● **Instructions for the task**:
Pick out each line of the records in which the word "freq" appears.

==================================================

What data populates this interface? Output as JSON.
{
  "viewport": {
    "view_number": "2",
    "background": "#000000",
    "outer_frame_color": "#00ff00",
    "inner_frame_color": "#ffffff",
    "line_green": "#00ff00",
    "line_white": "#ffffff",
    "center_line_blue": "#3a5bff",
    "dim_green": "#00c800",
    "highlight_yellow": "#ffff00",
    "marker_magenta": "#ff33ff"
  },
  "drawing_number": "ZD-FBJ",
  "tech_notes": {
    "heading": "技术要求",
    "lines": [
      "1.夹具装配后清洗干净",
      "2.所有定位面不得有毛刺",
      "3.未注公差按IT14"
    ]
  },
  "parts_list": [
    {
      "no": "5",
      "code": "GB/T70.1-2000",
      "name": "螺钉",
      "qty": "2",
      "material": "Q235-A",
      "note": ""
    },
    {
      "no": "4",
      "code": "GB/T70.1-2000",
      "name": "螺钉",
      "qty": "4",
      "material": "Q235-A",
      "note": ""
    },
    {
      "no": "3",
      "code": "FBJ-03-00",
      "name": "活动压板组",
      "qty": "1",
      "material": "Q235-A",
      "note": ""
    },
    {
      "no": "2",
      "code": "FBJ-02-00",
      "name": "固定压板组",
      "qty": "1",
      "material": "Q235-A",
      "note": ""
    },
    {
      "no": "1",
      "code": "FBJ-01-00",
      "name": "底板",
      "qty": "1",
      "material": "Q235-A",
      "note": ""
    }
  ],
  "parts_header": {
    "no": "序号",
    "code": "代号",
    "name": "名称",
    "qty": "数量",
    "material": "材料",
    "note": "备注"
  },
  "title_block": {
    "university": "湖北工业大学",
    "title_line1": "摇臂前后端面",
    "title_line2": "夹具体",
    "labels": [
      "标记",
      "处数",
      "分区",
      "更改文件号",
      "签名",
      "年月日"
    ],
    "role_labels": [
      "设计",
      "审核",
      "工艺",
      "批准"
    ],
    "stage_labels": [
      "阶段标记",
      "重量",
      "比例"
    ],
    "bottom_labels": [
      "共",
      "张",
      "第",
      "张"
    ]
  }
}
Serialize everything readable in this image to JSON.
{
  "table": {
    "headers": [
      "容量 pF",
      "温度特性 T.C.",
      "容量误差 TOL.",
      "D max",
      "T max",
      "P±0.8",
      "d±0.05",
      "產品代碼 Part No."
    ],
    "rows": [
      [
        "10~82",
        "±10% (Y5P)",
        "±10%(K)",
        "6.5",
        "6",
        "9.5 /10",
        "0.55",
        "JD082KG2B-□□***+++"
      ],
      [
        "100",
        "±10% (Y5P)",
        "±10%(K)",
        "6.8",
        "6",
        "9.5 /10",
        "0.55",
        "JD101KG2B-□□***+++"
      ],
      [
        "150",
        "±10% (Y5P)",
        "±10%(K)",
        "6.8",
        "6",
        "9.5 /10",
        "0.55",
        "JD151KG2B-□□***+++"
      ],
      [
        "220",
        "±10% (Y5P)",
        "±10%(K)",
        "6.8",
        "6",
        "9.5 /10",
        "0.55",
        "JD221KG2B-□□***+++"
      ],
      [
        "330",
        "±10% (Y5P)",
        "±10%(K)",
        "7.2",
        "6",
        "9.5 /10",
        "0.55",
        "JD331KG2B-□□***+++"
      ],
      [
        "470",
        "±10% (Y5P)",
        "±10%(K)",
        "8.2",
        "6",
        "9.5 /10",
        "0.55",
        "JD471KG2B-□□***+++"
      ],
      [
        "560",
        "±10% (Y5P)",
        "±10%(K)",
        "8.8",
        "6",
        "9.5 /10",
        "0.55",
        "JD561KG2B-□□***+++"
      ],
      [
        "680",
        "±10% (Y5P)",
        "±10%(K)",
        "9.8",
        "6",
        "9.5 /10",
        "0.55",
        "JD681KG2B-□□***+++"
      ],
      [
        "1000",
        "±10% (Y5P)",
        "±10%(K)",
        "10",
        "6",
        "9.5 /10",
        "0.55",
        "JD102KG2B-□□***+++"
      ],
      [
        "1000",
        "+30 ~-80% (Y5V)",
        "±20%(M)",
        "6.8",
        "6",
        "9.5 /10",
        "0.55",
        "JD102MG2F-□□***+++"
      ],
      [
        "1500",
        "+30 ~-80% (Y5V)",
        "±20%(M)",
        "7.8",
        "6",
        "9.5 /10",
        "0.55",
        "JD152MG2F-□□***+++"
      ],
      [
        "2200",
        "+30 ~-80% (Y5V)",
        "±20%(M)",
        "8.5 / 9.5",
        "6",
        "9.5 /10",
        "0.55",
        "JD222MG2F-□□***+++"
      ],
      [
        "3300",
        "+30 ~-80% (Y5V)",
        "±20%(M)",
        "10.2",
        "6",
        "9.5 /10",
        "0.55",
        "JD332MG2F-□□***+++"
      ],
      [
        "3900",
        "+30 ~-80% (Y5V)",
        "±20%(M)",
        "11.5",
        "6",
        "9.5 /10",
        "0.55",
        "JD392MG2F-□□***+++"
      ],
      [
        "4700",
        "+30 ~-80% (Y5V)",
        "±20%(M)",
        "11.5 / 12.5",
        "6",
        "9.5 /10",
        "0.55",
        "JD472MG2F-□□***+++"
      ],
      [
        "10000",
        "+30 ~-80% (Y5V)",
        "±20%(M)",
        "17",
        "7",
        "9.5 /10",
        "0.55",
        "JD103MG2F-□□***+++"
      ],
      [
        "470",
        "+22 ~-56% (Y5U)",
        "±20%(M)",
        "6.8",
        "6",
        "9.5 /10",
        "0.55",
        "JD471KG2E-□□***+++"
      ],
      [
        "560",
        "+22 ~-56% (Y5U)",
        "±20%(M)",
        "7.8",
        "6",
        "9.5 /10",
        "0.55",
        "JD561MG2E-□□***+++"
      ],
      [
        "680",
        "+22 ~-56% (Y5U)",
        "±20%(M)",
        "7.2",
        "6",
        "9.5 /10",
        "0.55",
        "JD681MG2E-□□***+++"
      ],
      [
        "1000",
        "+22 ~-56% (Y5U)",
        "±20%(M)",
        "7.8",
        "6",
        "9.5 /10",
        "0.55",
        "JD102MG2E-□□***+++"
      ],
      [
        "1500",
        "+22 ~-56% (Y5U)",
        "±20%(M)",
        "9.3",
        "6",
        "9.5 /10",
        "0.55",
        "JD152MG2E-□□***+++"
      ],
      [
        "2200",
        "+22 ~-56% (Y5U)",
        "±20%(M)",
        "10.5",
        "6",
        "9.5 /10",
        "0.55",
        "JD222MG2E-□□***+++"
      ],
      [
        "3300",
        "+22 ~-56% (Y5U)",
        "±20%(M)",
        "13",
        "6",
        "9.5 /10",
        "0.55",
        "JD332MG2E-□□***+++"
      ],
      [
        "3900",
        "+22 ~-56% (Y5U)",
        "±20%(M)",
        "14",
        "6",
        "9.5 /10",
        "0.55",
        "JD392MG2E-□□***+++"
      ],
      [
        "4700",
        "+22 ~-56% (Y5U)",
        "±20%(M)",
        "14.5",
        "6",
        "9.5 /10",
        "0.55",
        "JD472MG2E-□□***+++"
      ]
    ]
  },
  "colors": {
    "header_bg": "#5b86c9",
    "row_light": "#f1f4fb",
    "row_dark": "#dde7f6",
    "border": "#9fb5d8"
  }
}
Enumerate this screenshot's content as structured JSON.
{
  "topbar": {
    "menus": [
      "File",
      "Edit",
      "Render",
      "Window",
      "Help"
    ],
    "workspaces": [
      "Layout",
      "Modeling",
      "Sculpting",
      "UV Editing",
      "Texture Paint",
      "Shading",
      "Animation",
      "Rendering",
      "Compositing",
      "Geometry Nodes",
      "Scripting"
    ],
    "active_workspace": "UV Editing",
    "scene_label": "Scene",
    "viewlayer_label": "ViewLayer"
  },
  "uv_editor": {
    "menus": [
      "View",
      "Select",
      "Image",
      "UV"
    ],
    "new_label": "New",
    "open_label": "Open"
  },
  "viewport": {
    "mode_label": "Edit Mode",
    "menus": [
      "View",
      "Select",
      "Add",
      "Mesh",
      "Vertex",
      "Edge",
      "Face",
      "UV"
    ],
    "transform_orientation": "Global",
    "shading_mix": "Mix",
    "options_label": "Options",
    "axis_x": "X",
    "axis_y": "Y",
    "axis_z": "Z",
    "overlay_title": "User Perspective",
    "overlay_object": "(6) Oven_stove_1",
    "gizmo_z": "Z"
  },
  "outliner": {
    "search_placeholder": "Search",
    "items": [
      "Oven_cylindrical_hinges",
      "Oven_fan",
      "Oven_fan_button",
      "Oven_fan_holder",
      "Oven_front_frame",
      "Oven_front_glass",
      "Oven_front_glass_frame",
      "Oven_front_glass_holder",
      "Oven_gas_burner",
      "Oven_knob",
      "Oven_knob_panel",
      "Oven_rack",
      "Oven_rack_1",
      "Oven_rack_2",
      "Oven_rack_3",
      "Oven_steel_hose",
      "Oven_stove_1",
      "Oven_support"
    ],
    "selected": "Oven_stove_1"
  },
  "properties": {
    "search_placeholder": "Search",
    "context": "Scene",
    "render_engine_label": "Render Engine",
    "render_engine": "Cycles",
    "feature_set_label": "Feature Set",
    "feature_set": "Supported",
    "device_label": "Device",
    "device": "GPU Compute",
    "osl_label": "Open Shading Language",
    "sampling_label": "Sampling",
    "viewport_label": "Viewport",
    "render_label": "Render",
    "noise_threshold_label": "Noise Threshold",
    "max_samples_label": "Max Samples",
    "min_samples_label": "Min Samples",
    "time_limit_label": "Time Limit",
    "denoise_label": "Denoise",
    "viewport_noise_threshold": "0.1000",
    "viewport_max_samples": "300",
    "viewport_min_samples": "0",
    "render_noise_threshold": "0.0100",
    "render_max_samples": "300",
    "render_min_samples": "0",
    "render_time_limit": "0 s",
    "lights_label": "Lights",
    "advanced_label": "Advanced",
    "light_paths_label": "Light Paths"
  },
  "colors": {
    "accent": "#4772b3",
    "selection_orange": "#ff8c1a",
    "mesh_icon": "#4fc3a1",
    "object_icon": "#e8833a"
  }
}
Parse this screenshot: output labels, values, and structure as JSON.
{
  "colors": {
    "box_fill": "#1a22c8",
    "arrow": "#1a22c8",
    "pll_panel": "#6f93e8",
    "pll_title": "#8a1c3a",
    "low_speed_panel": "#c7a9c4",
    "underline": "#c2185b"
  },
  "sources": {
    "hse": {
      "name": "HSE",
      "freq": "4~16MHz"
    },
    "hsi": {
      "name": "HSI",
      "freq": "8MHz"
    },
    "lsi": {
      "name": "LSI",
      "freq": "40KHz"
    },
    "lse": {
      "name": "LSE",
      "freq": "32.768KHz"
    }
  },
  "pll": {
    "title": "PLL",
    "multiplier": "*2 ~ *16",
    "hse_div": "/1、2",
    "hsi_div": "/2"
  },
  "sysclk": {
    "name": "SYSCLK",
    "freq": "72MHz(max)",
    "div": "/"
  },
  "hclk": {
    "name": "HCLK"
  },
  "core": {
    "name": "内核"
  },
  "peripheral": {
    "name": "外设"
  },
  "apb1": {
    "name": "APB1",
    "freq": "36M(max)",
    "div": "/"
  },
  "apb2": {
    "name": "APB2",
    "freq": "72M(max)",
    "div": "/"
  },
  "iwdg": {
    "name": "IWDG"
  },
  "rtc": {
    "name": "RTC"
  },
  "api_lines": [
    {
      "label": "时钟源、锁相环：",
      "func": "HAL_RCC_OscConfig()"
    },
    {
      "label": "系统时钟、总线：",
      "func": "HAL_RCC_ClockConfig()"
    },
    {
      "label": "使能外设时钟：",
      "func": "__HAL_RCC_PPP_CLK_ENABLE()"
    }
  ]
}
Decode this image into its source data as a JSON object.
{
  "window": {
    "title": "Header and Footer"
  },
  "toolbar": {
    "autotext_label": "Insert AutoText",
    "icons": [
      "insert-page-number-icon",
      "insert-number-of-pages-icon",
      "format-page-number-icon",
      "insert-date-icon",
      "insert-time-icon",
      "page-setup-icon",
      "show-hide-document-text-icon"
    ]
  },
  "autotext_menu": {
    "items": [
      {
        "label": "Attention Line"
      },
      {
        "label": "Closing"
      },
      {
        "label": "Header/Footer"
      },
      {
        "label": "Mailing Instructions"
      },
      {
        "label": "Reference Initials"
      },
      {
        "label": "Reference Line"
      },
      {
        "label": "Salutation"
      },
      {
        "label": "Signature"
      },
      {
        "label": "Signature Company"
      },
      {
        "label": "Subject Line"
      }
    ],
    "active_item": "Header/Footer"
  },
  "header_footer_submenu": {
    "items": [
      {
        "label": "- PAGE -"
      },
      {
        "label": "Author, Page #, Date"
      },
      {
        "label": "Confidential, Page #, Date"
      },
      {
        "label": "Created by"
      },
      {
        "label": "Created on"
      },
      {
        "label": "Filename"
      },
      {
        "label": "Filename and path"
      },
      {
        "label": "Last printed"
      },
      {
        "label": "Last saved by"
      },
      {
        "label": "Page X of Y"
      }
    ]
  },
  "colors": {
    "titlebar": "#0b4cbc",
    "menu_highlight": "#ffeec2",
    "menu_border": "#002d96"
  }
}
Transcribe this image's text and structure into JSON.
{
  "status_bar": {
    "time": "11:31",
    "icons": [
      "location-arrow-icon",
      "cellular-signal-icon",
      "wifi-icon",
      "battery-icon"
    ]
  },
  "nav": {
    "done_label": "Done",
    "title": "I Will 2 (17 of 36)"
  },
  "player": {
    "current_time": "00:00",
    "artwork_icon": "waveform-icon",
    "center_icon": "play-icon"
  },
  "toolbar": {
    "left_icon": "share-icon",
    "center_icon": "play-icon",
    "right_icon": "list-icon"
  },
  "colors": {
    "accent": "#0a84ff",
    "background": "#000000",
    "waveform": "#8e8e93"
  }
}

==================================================

● **Answer to this task**:
      "freq": "4~16MHz"
      "freq": "8MHz"
      "freq": "40KHz"
      "freq": "32.768KHz"
    "freq": "72MHz(max)",
    "freq": "36M(max)",
    "freq": "72M(max)",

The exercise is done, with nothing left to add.